It is possible the local taxpayers of Norfolk were not best pleased to open their Eastern Daily Press to find Norfolk County Council had lost £2.5 million in NHS payments for social care, because they failed to keep proper records.
The council claims it is owed the money, but the NHS refuses to pay. Council officers claim that the problems arose because of Covid and changes in NHS systems in processing claims: “With many thousands of such individual instances, changing organisations and changing financial and process systems, it has not been possible to track and reconcile all the transactions.”
The newspaper is not convinced and says it “beggars belief” that the situation could have arisen. In a less than persuasive attempt to make light of the affair, the council claims that they can cover the loss through using other funds, which can only mean those funds will now be short of £2.5 million. Adult social care, they claim, will not be affected.
But as opposition leader Labour’s Councillor Steve Morphew points out: “The amount of money they are writing off is enough to pay for more than 100,000 hours of valuable care.”
BREAKING NEWS… Whoever thought Rachel Reeves could ever occupy two diary entries, let alone disturb the Pecksniff Saturday morning ritual of croissants in bed. But only hours after penning the diatribe above, we find her policies are applauded by US Republican senator Chuck Grassley. He writes on Twitter: “Read Shadow Chancellor of Exchequer Reeves interview in Telegraph No tax increases and no wealth tax. She is for wealth creation She feels u don’t tax ur way out economic prob. U grow ur way out. VERY REAGANESQUE”.
Now, whatever Ms Reeves was trying to achieve by her views already criticised above, one doubts whether she looked to be lauded by the experts as a champion of Reaganesque economics. Does the lady do embarrassment, does anybody know?
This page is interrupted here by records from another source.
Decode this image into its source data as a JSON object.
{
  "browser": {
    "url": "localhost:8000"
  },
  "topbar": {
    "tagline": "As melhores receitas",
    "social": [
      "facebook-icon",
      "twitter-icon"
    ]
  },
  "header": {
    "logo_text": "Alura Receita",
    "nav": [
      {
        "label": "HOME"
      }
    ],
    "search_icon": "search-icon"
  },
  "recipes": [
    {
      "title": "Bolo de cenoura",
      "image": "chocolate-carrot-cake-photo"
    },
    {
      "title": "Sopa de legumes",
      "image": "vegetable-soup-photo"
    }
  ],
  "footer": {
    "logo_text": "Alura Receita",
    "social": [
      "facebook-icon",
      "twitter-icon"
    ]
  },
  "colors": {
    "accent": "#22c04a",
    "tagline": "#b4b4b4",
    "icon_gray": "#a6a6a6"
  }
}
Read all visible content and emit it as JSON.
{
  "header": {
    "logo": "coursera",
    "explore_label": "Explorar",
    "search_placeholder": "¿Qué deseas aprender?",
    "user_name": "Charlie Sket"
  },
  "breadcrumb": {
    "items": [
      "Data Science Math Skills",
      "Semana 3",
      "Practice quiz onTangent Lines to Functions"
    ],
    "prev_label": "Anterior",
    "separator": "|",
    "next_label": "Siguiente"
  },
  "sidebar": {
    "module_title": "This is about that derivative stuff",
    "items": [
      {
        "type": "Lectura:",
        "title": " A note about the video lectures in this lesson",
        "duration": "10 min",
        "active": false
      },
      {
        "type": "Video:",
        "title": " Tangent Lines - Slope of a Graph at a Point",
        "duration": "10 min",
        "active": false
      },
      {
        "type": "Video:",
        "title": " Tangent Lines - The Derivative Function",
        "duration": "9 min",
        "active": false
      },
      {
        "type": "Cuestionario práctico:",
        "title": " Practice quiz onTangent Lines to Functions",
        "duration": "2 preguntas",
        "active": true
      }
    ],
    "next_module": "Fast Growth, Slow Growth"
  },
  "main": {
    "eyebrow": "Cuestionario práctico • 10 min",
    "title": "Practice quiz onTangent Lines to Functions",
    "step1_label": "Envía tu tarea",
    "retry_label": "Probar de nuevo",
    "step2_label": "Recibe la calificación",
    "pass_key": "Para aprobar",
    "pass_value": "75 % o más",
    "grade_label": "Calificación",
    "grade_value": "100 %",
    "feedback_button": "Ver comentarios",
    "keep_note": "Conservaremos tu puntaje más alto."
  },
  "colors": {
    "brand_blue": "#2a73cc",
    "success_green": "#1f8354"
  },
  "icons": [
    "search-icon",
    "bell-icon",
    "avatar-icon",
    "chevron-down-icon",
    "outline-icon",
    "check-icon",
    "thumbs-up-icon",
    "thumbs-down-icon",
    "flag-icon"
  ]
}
Senator Grassley rather makes the point your diarist laboured over yesterday, and Pecksniff will return to his croissants, smug but nevertheless alarmed, at having been shown to be right again.